WORK ITEM: Examine the records and identify each line that includes the string "pill". Copy those lines.

DATA:
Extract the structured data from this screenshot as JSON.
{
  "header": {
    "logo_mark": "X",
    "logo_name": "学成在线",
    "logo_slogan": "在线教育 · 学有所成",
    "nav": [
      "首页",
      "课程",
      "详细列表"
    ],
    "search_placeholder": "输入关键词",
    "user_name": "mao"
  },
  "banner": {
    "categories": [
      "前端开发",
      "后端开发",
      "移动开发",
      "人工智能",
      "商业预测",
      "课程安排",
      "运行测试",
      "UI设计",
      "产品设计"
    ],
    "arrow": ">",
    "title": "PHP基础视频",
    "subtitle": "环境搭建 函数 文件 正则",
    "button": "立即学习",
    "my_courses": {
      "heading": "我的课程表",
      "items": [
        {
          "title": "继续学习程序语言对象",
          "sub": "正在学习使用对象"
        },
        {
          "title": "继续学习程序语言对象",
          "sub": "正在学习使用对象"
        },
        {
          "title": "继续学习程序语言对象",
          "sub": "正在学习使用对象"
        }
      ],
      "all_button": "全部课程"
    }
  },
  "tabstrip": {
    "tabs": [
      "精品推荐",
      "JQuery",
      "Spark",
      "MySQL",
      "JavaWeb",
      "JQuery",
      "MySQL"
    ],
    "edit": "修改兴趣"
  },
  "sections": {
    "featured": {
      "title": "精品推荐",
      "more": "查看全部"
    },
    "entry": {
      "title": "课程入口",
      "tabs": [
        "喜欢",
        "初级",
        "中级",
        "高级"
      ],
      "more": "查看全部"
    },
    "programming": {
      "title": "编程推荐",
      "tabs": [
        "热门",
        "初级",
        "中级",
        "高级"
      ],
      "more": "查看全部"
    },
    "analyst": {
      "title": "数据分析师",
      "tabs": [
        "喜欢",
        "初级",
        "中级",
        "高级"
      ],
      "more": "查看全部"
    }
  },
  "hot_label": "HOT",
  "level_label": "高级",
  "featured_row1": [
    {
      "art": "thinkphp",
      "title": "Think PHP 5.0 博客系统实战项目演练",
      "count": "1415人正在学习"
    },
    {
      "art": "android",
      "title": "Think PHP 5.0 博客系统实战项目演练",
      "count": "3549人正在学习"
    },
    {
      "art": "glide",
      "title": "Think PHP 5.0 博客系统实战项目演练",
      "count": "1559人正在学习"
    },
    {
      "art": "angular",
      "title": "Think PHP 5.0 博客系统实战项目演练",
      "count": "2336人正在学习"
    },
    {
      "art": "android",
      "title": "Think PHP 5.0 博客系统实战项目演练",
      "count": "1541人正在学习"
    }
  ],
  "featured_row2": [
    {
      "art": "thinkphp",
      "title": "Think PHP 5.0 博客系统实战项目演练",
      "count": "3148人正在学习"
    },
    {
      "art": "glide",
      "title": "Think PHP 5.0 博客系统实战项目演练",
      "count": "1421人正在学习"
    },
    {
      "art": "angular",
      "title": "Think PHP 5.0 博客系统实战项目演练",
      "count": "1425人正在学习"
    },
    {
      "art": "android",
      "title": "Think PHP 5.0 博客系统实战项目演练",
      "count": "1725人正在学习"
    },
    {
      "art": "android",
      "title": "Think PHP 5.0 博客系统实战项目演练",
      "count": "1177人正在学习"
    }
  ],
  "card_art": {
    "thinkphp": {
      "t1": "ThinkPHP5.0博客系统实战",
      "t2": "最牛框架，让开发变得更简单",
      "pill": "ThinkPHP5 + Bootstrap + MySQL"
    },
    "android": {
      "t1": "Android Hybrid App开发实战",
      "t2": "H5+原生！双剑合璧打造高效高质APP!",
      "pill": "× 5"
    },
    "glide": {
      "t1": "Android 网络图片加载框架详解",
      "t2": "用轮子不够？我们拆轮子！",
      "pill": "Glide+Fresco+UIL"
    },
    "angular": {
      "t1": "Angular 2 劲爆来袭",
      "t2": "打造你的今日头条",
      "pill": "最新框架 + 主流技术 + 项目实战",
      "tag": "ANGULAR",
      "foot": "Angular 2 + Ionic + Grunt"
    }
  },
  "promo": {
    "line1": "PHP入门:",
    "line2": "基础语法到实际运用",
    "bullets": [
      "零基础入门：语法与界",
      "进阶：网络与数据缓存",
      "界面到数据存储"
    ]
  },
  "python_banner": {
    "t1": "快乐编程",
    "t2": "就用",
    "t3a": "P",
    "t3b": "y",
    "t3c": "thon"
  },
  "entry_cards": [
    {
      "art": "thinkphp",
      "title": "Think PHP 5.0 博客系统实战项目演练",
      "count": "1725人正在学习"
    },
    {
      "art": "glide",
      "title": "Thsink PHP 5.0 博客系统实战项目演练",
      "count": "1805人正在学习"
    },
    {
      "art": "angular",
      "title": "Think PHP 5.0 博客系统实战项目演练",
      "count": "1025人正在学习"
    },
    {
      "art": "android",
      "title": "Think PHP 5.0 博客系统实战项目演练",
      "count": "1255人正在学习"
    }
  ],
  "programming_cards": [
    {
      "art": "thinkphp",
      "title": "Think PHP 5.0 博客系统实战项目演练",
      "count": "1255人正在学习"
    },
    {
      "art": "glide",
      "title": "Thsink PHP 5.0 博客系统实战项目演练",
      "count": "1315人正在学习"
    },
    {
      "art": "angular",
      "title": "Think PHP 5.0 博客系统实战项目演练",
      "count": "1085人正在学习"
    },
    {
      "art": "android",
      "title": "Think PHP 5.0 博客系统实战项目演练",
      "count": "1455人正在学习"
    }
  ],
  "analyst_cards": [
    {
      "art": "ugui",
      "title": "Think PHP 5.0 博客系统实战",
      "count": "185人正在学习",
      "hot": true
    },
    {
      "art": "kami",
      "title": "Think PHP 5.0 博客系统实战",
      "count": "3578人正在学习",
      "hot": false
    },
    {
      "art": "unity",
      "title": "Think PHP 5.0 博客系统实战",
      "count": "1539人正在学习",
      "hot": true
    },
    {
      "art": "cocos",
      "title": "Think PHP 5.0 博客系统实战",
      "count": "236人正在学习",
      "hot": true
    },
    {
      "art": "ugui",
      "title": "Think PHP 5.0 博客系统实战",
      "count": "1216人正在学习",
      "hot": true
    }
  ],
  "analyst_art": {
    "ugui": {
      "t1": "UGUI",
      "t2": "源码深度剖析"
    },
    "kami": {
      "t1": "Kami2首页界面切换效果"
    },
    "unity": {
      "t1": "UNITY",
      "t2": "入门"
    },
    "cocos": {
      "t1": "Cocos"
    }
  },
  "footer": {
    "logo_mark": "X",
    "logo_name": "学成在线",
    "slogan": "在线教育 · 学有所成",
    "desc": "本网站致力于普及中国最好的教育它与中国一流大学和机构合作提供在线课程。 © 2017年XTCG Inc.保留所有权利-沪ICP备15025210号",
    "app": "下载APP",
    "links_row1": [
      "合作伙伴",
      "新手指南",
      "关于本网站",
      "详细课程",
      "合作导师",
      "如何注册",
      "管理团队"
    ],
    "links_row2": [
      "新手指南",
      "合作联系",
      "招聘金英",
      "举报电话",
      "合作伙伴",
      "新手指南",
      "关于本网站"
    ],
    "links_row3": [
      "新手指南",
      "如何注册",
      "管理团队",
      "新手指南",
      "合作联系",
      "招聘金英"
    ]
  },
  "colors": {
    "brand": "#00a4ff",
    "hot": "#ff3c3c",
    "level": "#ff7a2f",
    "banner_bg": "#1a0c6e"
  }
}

COMPLETED EXERCISE:
      "pill": "ThinkPHP5 + Bootstrap + MySQL"
      "pill": "× 5"
      "pill": "Glide+Fresco+UIL"
      "pill": "最新框架 + 主流技术 + 项目实战",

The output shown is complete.